— DAILY SABAH (@DailySabah) October 21, 2017
This all contributes to a broken court system that fails to uphold the rule of law, and only upholds and enforces the bidding of those in power, leaving journalists like Öğreten extremely vulnerable.
“[W]e are not experiencing a justice system here. This is a political trial, initiated by the government,” wrote Sozeri. “Therefore it won’t be resolved in law, but will be determined by the political pressure, especially the international pressure on Turkey’s ruling party.”
MediaFile has reached out to the Embassy of Turkey in D.C. for comment. At the time of this writing, they have not responded.
The Media Landscape
The post-coup media crackdown and government purge have left a dismal media landscape in Turkey. Moderate outlets, or the “middle of Turkish media,” have been “seized, taken over, sold to pro-government oligarchs … or have been totally cowed into submission,” according to Schenkkan. Critical voices are all but gone, resulting in a “Not Free” press score for Turkey by Freedom House.
“It’s a very barren landscape; scorched earth,” said Schenkkan.
The only institutions left standing are large but weak organizations, or fringe outlets that have too small a circulation and credibility to be considered as a threat to the government.
“CNN Türk (CNN’s arm in Turkey) used to be CNN-ish, but it has been really denuded. The nightly news is a government highlight reel, with politicians performing ribbon cuttings and celebrating holidays,” said Schenkkan. “Marginal outlets are also left, but no one would read them five years ago. They have become the refuge. People write there, but there is no large audience and no money. The brand is really far left so people don’t trust them; similarly with far-right nationalist outlets.”
— CNN Türk (@cnnturk) October 22, 2017
The remaining media outposts, where people can still write, are located primarily online, but the wide dissemination of any important or critical works to the public is highly unlikely.
“TV remains the number one news source for Turkey,” said Öğret. “For people who do not get their news online, they only hear what government wants them to hear.”
It’s hard to say what decision will be handed down on Tuesday. Experts have asserted that it is likely that no decision will be reached on the 24th, and a fair trial will probably not take place. Given the situation in the courts and the political climate, the mood seems hostile towards journalists like Öğreten and the two other journalists that stand trial with him.
— efe kerem sözeri (@efekerem) October 22, 2017
“If the judge considers the lack of evidence in the indictment, and the absurd links the prosecutor tried to frame, they should be released at the first hearing,” wrote Sozeri. “They should never [have] been arrested in the first place with this.”
According to CPJ’s 2016 prison census, there are 81 journalists behind bars in Turkey — one of them being Öğreten.

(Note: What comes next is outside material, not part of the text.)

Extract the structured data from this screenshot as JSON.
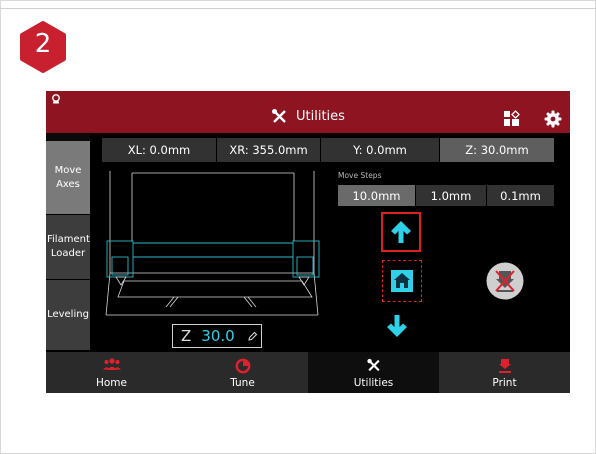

He gave an interview from prison in early October, and said that he was not surprised when he was detained by authorities.
“For me, it was not unexpected to be arrested,” said Öğreten. “However, it was funny to live with it because of documents shared with 7 billion people through Wikileaks.”
In the interview, he described prison life, how he missed his wife Minez (with whom he has exchanged “close to 120 letters”) and how he still stands by his piece and his role as a journalist.
— Diken (@DikenComTr) October 21, 2017
“It was very dangerous to work in this land for every journalist who pursued truthfully,” said Öğreten.
Many before Tunca have been detained and imprisoned — and unfortunately, it looks like many after him will be as well — for doing their jobs.
“Turkish journalists, they go to prison, and many of them have been to jail before,” said Schenkkan. “They don’t quit. You have to really respect it.”
This article has been updated to include a redacted version of the indictment document to protect the personal information of those involved.